1893 — 130 years ago, the Kentucky Futurity kicked off what would be 501 Triple Crown races held to this day. Of course, it was actually 33 years until the Hambletonian debuted, so the Kentucky Futurity had the field all to itself for a while there. Oro Wilkes won the first edition in five heats.
1933 — 90 years ago, Ben White won the first of his then-record four Hambletonians with Mary Reynolds.
1943 — 80 years ago, the very first Horse of the Year, Victory Song, was born. He would win HOY in 1947 at age 4. Volo Song, Worthy Boy and Phonograph go 1-2-3 in the Yonkers Hambletonian. Volomite sired finishers 1, 2, 3, and 5.
1953 — 70 years ago, the purse on the Hambletonian was $117,117.98. It was the first six-figure purse in the sport’s history. Harry Harvey guided Helicopter to victory for Del Miller. She was the first foal by Hoot Mon sold at public auction for $1,150.
1973 — 50 years ago, Sir Dalrae swept the first U.S. Pacing Championship. He would go on to HOY honors. Lucien Fontaine won his lone Triple Crown race that year at Roosevelt with Valiant Bret in the Messenger.
1983 — 40 years ago, the first million-dollar trot went to Duenna in the Hambletonian. The richest ever race in New York went to Cat Manzi and Trutone Lobell in the $666,800 Lawrence B. Sheppard. The first million-dollar race for females only was held. It was the $1,062,000 Sweetheart at The Meadowlands. The winner was Shannon Fancy with Ron Waples. He would win the $1,251,000 Meadowlands Pace with Ralph Hanover just four days later, making him the only driver ever to do this. Three years after Peter Haughton’s passing, two Peter Haughton Memorials — one of each gait — went for a record pot. Roosevelt offered $559,800 and pacer Apache Circle wins it for Eldon Harner and the trotting companion event at The Meadowlands went to Why Not and Mickey McNichol for $875,000.
1993 — 30 years ago, Ron Pierce won his first million-dollar race with American Winner in the Hambletonian over eventual Trotter of the Year Pine Chip.
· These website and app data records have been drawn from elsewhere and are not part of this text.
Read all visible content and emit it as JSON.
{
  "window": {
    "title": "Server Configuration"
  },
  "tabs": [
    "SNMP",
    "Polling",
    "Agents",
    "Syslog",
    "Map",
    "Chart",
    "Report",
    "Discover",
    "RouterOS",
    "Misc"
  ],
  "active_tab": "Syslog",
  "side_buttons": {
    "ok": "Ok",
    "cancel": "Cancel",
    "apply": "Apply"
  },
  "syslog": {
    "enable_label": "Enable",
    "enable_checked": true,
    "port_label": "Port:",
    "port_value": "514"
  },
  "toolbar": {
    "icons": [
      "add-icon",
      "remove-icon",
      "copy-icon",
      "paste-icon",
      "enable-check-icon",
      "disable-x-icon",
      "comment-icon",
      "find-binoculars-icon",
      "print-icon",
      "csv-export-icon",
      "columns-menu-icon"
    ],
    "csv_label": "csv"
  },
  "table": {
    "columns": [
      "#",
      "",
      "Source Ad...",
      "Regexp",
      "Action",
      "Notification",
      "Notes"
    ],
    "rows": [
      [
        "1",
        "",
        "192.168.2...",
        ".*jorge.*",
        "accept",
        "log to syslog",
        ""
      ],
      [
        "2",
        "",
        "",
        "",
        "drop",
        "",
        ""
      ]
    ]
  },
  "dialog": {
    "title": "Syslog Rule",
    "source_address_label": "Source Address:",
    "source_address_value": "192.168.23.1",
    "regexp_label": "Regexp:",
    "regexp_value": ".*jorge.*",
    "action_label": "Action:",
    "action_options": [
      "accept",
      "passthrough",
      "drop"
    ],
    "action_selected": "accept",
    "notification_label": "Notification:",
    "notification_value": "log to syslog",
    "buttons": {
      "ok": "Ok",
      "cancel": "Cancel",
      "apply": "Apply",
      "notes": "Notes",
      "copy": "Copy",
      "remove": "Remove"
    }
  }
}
2003 — 20 Years ago, Camelot Hall a maiden at the time, won the Metro for $830,798. It was the richest pot ever won by a maiden. Kikikatie won her first 14 races. As a broodmare she was even better. Her four sons — Time To Roll, Tellitlikeitis, Rockin Image and Rockin Amadeus — are all distinguished sires with a sub 1:50 race mark.
2013 — 10 years ago, on Oct. 5, Shebestingin wins in 1:47 at the Red Mile. That mile is still the gold standard for 3YOFP. Foiled Again won his lone Breeders Crown at Pocono. Foiled is the all-time money leader with $7.6 million. August 2023 marks 11 years since he wrested the money title from Gallo Blue Chip, who also held it for 11 Years (2001-2012).